By Eduardo N. Cordovi
HAVANA TIMES – When I was eight years old, my parents moved to the house where I still live, on the afternoon of December 31, 1958. It had just been built and we moved in, as renters, because it belonged to an old neighbor on the block.
My parents had the tradition of painting the houses where we lived, every year. This was the third house. They did this throughout almost all of the prodigious ‘60s, until 1968: the beginning of the so-called Revolutionary Offensive. This process followed the nationalization of large foreign companies and ended up eliminating small business owners and private traders. My house has only been painted twice since then.
But that New Year’s Eve in 1958, after eating twelve grapes at midnight with my parents, we went to bed.
Dawn had barely broken when we woke up to the triumph of the Revolution. From that moment on, everything was a surprise; the adventure of what was to come; the constant excitement, but nobody said it. We were still asleep, Gurdijieff used to say.
We lived in Lawton, a neighborhood in Havana’s outskirts, a block away from Dolores Avenue which now takes Camilo Cienfuegos’ name because it was the road he took to enter Havana, leading his cavalry.

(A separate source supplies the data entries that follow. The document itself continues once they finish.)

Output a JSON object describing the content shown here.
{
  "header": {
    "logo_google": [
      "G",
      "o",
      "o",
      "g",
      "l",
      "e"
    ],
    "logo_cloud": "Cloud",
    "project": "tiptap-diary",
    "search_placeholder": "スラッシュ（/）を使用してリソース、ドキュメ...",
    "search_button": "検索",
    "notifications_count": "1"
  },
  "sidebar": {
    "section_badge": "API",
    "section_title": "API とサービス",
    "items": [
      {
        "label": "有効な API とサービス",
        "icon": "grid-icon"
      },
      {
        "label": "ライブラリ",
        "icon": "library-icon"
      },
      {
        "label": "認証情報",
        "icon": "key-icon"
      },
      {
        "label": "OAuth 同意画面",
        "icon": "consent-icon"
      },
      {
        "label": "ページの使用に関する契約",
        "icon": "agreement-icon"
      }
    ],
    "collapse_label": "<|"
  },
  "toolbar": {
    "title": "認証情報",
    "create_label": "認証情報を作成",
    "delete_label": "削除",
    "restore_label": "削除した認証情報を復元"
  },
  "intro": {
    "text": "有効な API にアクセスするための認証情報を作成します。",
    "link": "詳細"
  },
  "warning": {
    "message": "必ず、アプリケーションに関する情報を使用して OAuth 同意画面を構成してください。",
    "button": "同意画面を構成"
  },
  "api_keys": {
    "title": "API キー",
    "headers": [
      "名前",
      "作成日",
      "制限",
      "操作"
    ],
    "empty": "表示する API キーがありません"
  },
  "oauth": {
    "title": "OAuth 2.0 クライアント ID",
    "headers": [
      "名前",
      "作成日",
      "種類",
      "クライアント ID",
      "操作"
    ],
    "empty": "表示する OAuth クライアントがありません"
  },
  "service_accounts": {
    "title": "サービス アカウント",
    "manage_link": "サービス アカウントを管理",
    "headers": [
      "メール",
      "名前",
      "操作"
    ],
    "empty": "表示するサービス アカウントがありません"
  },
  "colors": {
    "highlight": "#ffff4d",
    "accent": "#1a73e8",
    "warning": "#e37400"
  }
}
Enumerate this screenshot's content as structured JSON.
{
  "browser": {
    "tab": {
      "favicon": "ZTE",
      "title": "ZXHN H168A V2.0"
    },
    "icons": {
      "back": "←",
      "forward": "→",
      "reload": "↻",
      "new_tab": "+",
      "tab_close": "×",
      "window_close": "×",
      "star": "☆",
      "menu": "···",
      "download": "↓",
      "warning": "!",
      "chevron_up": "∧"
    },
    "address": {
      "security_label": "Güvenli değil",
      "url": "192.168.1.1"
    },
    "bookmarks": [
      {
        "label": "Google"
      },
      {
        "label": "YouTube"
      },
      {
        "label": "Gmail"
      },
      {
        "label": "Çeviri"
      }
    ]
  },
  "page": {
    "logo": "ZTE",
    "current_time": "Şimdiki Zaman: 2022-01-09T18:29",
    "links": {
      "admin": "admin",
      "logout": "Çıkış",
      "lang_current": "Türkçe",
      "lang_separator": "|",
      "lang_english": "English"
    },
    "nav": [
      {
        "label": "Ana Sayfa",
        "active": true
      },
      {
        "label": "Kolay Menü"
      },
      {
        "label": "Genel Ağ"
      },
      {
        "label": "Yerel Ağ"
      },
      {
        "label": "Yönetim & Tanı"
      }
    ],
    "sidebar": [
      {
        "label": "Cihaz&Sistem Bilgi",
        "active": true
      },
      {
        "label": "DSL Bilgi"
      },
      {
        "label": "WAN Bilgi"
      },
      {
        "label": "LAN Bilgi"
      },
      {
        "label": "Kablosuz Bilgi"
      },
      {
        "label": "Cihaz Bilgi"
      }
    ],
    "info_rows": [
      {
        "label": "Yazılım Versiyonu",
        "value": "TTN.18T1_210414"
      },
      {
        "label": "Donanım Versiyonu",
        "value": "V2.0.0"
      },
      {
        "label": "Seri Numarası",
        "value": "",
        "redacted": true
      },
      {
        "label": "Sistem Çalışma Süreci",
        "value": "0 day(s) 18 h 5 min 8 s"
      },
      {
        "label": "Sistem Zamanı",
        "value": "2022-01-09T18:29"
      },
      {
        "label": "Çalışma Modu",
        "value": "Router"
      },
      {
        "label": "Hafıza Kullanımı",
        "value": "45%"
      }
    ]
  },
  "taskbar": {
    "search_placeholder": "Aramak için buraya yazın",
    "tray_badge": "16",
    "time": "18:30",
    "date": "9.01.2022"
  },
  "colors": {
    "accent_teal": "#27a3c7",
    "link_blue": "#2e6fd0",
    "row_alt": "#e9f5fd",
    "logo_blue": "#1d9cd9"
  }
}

Early in the morning, neighbors crowded together, on both sides of the street, all along it.
He traveled along the Central Highway, but he turned off, as everyone had hoped he would, at the junction with Dolores Avenue. Of course! He’d cross Lawton, his neighborhood, to pass in front of the public school where he was a primary school student with teacher Rodolfo Fernandez.
Fernandez was also my teacher. He would celebrate all of his birthdays at the school, as well as his wife Rosa’s birthdays – who was also a teacher-, and their wedding anniversaries. He made it a school tradition to sing a capella the Creole song “Pensamiento”, by Rafael Gomez Mayea (Teofilito).
Tell Fragancia I love her,
that I can’t forget her,
that she lives in my soul…
Go and tell her this,
tell her I think about her,
even though she doesn’t think about me.
Fernandez did something that I won’t try to explain, so as not to break this spell. Analysis harms magic, people often say. He destroyed my stage fright to go up to the board, and his school was a pleasant place, even though I preferred to be at home.
I was surprised to see just how many people live in my neighborhood!
A helicopter whizzed around in circles in front of the convoy. We had never seen one up so close! We could see the pilots and even count the rivets on the aluminum sheets! It blew up dust, messed up people’s hair and women held on tightly to the skinnier children!
He passed by us at last. Slowly. That was my first encounter with glory. He raised his right arm, greeting everyone with his hat, he had a fantastic smile, beard, long hair, and he was riding a white horse.
At no point did I think he would look at me. I didn’t even hold onto this hope! That was also my first, intimate and distant feeling of security and certainty about an event in the immediate future. Just as I thought! He passed straight in front of us and he didn’t even look on this side of the street.
Nevertheless, that man and I shared the wonderful memory of teacher Fernandez in that place in our hearts where we keep our dearest treasures.